French presidential hopeful Emmanuel Macron has extended an invitation to U.S. climate scientists to consider France their new home in the wake of Donald Trump’s ascendancy to the White House.
Rapid shifts in the ocean caused by fishing and climate change threaten the endangered African penguin, whose natural instincts lead it to seek food in regions that are now resource-poor and filled with predators.
Hundreds of protesters converged on a small town about 90 minutes outside of New Orleans to raise their voices in opposition to the proposed Bayou Bridge Pipeline, an extension of the recently revived and highly controversial Dakota Access Pipeline.
A federal judge refused to dismiss Microsoft’s constitutional lawsuit against the Department of Justice for prohibiting tech companies from telling customers when the government reads their emails and other data.
Carl Karcher Enterprises, whose CEO Andrew Puzder is President Donald Trump’s nominee as secretary of labor, illegally restricts employment and suppresses pay for fast-food managers through contracts that prohibit franchisees from hiring each other’s workers, Carl’s Jr. employees say in an antitrust class action.
A federal judge Wednesday ordered the federal government to redirect water earmarked for commercial interests to help stop a salmon die-off on the California-Oregon border.

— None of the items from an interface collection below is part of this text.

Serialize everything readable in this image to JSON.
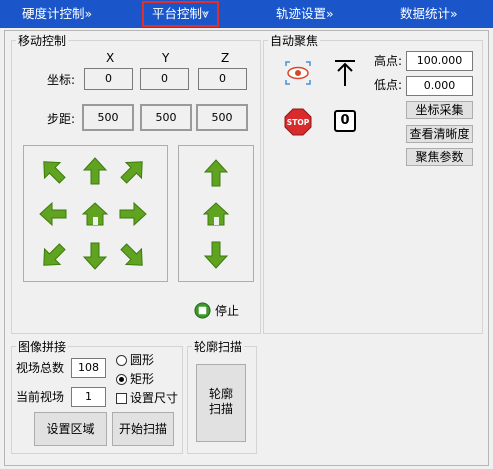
{
  "nav": {
    "items": [
      {
        "label": "硬度计控制»"
      },
      {
        "label": "平台控制⩔"
      },
      {
        "label": "轨迹设置»"
      },
      {
        "label": "数据统计»"
      }
    ],
    "active_color": "#e0302b",
    "bar_color": "#1a56c9"
  },
  "move": {
    "title": "移动控制",
    "axes": [
      "X",
      "Y",
      "Z"
    ],
    "coord_label": "坐标:",
    "coords": [
      "0",
      "0",
      "0"
    ],
    "step_label": "步距:",
    "steps": [
      "500",
      "500",
      "500"
    ],
    "stop_label": "停止"
  },
  "focus": {
    "title": "自动聚焦",
    "high_label": "高点:",
    "high_value": "100.000",
    "low_label": "低点:",
    "low_value": "0.000",
    "counter": "0",
    "stop_badge": "STOP",
    "buttons": [
      "坐标采集",
      "查看清晰度",
      "聚焦参数"
    ]
  },
  "stitch": {
    "title": "图像拼接",
    "total_label": "视场总数",
    "total_value": "108",
    "current_label": "当前视场",
    "current_value": "1",
    "options": [
      "圆形",
      "矩形"
    ],
    "selected": "矩形",
    "size_label": "设置尺寸",
    "set_area_label": "设置区域",
    "start_scan_label": "开始扫描"
  },
  "contour": {
    "title": "轮廓扫描",
    "button_lines": [
      "轮廓",
      "扫描"
    ]
  }
}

In the two years before the Ghost Ship fire killed 36 people in an illegally converted Oakland warehouse, police had been called to the site 35 times on reports of serious crimes, illegal raves, and once because 15 people had been barricaded inside, city records show.